(7) “AN OPEN LETTER TO MY TEENAGE SON” — Victor Lundberg, a DJ-newscaster from Grand Rapids, Mich., addressed the nation’s youth with this commentary, which went to No. 10 on Billboard in late 1967.
(8) “DECK OF CARDS” — Wink Martindale came into national prominence with this No. 7 record from the autumn of 1959. A native of Jackson, Tenn., Martindale was a longtime DJ on a major Top 40 outlet in Los Angeles (KFWB), and he later hosted a number of TV game shows.
(9) “WHAT IS TRUTH” — Legendary C&W performer Johnny Cash was at his best with a spring of 1970 recording that reached No. 19 on the national pop charts. This one is included as a “spoken word” item although some may consider it borderline singing.
(10) “OLD RIVERS” — Walter Brennan — a native of Lynn, Mass., who played Grandpa on “The Real McCoys” TV series — had several “spoken word” hit records, including this one, which went to No. 5 in the spring of 1962.
Others deserving honorable mention
* “MAMA SANG A SONG” (Stan Kenton, No. 32, 1962) — This was the top-selling version of this one. To hear Walter Brennan’s rendition, click here, and to hear Bill Anderson’s version, click here.
* “THE MEN IN MY LITTLE GIRL’S LIFE” (Mike Douglas, No. 6, 1966) — A Top 10 recording for Mike Douglas, who sang with the Kay Kyser orchestra in the ’40s and had his own TV talk show for years.
* “I.O.U.” (Jimmy Dean, No. 35, 1976) — Dean’s touching ode of thanks to his mother.
* “HISTORY REPEATS ITSELF” (Buddy Starcher, No. 39, 1966) — A commentary by a former DJ in Baltimore, Philadelphia and Miami.
* “TIL DEATH DO US PART” (Bob Braun, No. 26, 1962) — Recorded by a Cincinnati television talk show host.
* “THE TEEN COMMANDMENTS” (Paul Anka, George Hamilton IV and Johnny Nash, No. 29, 1959) — Performed by three young recording artists on the ABC Paramount label.
* “HOT ROD LINCOLN” (Johnny Bond, No. 26, 1960) — Bond was a singer/actor who appeared in more than 50 films.
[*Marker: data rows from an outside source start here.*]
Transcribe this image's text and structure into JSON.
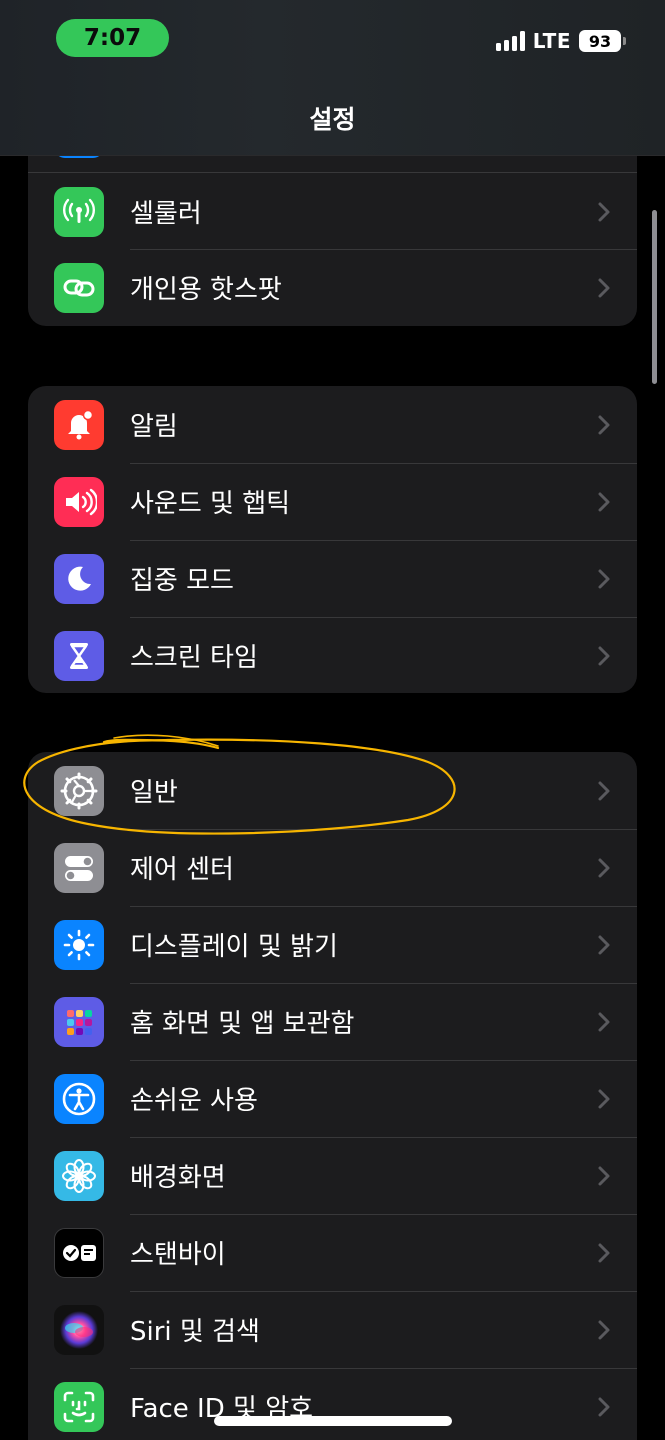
{
  "status_bar": {
    "time": "7:07",
    "network": "LTE",
    "battery": "93"
  },
  "header": {
    "title": "설정"
  },
  "groups": [
    {
      "items": [
        {
          "label": "셀룰러",
          "icon": "antenna-icon",
          "color": "#34c759"
        },
        {
          "label": "개인용 핫스팟",
          "icon": "link-icon",
          "color": "#34c759"
        }
      ]
    },
    {
      "items": [
        {
          "label": "알림",
          "icon": "bell-icon",
          "color": "#ff3b30"
        },
        {
          "label": "사운드 및 햅틱",
          "icon": "speaker-icon",
          "color": "#ff2d55"
        },
        {
          "label": "집중 모드",
          "icon": "moon-icon",
          "color": "#5e5ce6"
        },
        {
          "label": "스크린 타임",
          "icon": "hourglass-icon",
          "color": "#5e5ce6"
        }
      ]
    },
    {
      "items": [
        {
          "label": "일반",
          "icon": "gear-icon",
          "color": "#8e8e93"
        },
        {
          "label": "제어 센터",
          "icon": "toggles-icon",
          "color": "#8e8e93"
        },
        {
          "label": "디스플레이 및 밝기",
          "icon": "sun-icon",
          "color": "#0a84ff"
        },
        {
          "label": "홈 화면 및 앱 보관함",
          "icon": "app-grid-icon",
          "color": "#5e5ce6"
        },
        {
          "label": "손쉬운 사용",
          "icon": "accessibility-icon",
          "color": "#0a84ff"
        },
        {
          "label": "배경화면",
          "icon": "flower-icon",
          "color": "#35b9e6"
        },
        {
          "label": "스탠바이",
          "icon": "standby-icon",
          "color": "#000000"
        },
        {
          "label": "Siri 및 검색",
          "icon": "siri-icon",
          "color": "#1a1a1a"
        },
        {
          "label": "Face ID 및 암호",
          "icon": "face-id-icon",
          "color": "#34c759"
        }
      ]
    }
  ],
  "colors": {
    "background": "#000000",
    "group_background": "#1c1c1e",
    "separator": "#38383a",
    "time_pill": "#34c759",
    "highlight": "#f7b500"
  }
}
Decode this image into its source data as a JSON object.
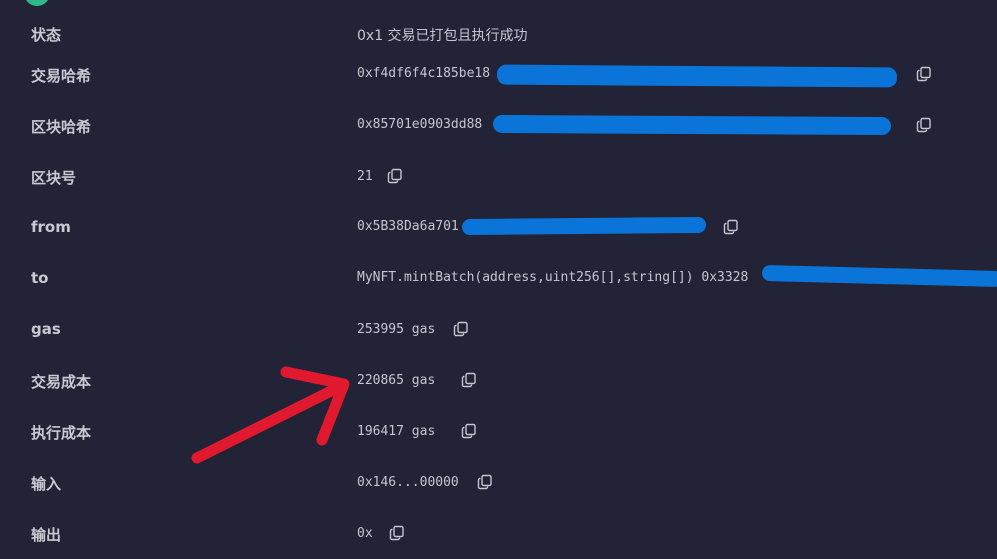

To hear a 1960 rendition by Charlie Ryan, click here, and to hear Commander Cody & His Lost Planet Airmen from 1972, click here.
* “KING HEROIN” (James Brown, No. 40, 1972) — The Godfather Of Soul with a commentary on heroin misuse.
* “TEDDY BEAR” (Red Sovine, No. 40, 1976) — A sad trucker/CD tale from the West Virginia C&W singer-songwriter.
* “DON’T BLAME IT ON THE CHILDREN” (Sammy Davis Jr., No. 37, 1967) — A fine narrative from the multi-talented performer.
* “DUTCHMAN’S GOLD” (Walter Brennan, No. 30, 1960) — Another spoken-word classic from Brennan, backed by Billy Vaughn’s orchestra.
Many of the above spoken-word classic recordings provide much food for thought, and it’s a near-certainty that most listeners will shed at least a tear or two when listening to some of them.